some simple formatting symbols:

• # is the comment

• = is a large header

• == is a level 2 header

• --- is a horizontal rule

• * is a bullet

2. Create a has_many association from Category to :recipes

• Write a unit test that tests this relationship. (You’ll need to make fixtures for categories and recipes
and you’ll need to load both of these in the test file.)

• See http://api.rubyonrails.org/classes/ActiveRecord/Associations/ClassMethods.html for details on


has_many

3. Create a controller and views to manage the categories. Use the recipe controller and views as an ex-
ample. If you choose to scaffold this, you may need to undo some work you’ve done so be careful.
It’s easier to write it by hand.

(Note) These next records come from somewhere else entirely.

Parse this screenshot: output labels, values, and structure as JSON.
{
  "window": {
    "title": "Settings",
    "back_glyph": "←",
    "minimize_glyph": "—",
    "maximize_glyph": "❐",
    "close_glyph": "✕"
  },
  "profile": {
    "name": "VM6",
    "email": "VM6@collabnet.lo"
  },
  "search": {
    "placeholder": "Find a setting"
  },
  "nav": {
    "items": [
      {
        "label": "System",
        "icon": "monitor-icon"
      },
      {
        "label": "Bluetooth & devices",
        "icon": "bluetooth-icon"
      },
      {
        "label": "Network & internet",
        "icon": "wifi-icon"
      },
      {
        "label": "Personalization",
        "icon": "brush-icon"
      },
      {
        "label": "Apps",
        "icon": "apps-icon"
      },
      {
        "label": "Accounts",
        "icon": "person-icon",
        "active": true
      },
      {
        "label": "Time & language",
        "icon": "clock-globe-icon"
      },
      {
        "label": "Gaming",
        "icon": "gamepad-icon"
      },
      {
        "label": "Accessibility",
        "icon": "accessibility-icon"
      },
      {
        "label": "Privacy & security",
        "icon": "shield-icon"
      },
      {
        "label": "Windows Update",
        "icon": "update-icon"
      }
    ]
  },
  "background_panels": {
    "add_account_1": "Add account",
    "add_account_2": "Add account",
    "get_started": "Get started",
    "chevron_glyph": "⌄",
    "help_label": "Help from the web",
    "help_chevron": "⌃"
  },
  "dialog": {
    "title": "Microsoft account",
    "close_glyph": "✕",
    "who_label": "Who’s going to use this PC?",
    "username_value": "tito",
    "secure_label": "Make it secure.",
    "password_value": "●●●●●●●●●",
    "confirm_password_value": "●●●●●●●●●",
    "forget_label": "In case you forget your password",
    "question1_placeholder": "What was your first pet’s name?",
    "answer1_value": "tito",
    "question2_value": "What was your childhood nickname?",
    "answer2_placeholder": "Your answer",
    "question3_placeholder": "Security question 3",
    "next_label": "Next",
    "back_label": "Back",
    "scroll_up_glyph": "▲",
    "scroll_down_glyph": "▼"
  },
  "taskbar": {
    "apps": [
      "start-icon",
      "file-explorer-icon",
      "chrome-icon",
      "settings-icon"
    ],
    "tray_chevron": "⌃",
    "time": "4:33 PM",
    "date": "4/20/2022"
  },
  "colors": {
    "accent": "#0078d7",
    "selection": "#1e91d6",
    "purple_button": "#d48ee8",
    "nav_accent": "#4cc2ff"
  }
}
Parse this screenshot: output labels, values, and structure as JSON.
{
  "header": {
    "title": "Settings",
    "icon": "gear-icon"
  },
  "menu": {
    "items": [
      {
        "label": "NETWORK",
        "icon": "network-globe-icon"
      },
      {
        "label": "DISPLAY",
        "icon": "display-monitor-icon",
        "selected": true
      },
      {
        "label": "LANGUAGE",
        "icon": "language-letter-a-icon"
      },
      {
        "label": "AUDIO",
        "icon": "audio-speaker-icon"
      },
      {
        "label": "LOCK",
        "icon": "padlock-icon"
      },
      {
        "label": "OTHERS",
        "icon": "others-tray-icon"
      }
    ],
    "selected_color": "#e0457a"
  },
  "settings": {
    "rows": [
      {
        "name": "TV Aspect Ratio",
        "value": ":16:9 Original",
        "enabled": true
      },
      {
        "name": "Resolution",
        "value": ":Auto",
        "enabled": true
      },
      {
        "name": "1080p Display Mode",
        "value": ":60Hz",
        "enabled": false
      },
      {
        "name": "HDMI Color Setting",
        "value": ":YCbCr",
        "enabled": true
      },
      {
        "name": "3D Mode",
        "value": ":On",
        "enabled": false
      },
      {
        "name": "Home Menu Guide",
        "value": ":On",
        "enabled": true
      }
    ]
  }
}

• When you display a category, display the recipes associated with that category, making use of the
has_many association you created.

• On the Show page for a recipe, make a link to the category

<%=link_to @recpie.category, show_category(@recipe.category) %>

4. Extra Credit: When a category is deleted, set all associated recipes to a nil category using a
before_destroy ActiveRecord callback.

Copyright (c) 2008 Brian P. Hogan 29 http://www.napcs.com/resources/rails


Chapter 10. Support This Tutorial
This Rails crash-course has been supported by many wonderful donors just like you. If you found
this useful, please send a small donation via Paypal by visiting http://www.napcs.com/re-
sources/rails/cookbook. The latest version of this book is always available there as well.

Thank you for your support.

Copyright (c) 2008 Brian P. Hogan 30 http://www.napcs.com/resources/rails


P
Index Partials, 2, 16
passing variables into, 17
, 15
R
A Rake
accessor, 9 automating tasks with, 18
Array, 26 Rake tasks
Associations, 19 Cloning the test database from the development
belongs_to, 20 database, 12
RDoc, 23
C example, 23
Console, 24 Generating documentation, 23
Controllers, 1 Refactoring, 2
Relationships, 19
D see Associations, 19
Rubygems
database.yml, 4
Gems, 3
Databases
multiple versions, 3
Adding default data, 18
Eager Loading, 20
Documentation S
Annotating Models with schema info, 24 Scaffolding, 5
generating documentation with RDOC, 23 issues with, 6
script/server, 8
SQL
E statements in the Rails logs, 25
Exception Handling
writing your own, 25
rescue, 21
SQLite3
automatic creation, 5
F installation of, 5
Fixtures, 11 Symbols, 9

G T
Generators, 5 Test-driven development
scaffold, 6 TDD, 2

H U
Helper methods Unit Tests, 10, 11
link_to, 15 running, 12
Helpers, 2
V
L Validations, 9
Layouts, 2, 17 displaying errors, 12
default layout, 17 validates_presence_of, 9
Views, 1
M
Migrations, 7
running, 7
Model-View-Controller pattern, 1
Models, 1
database reflection, 8
dynamic method creation, 9

Copyright (c) 2008 Brian P. Hogan 31 http://www.napcs.com/resources/rails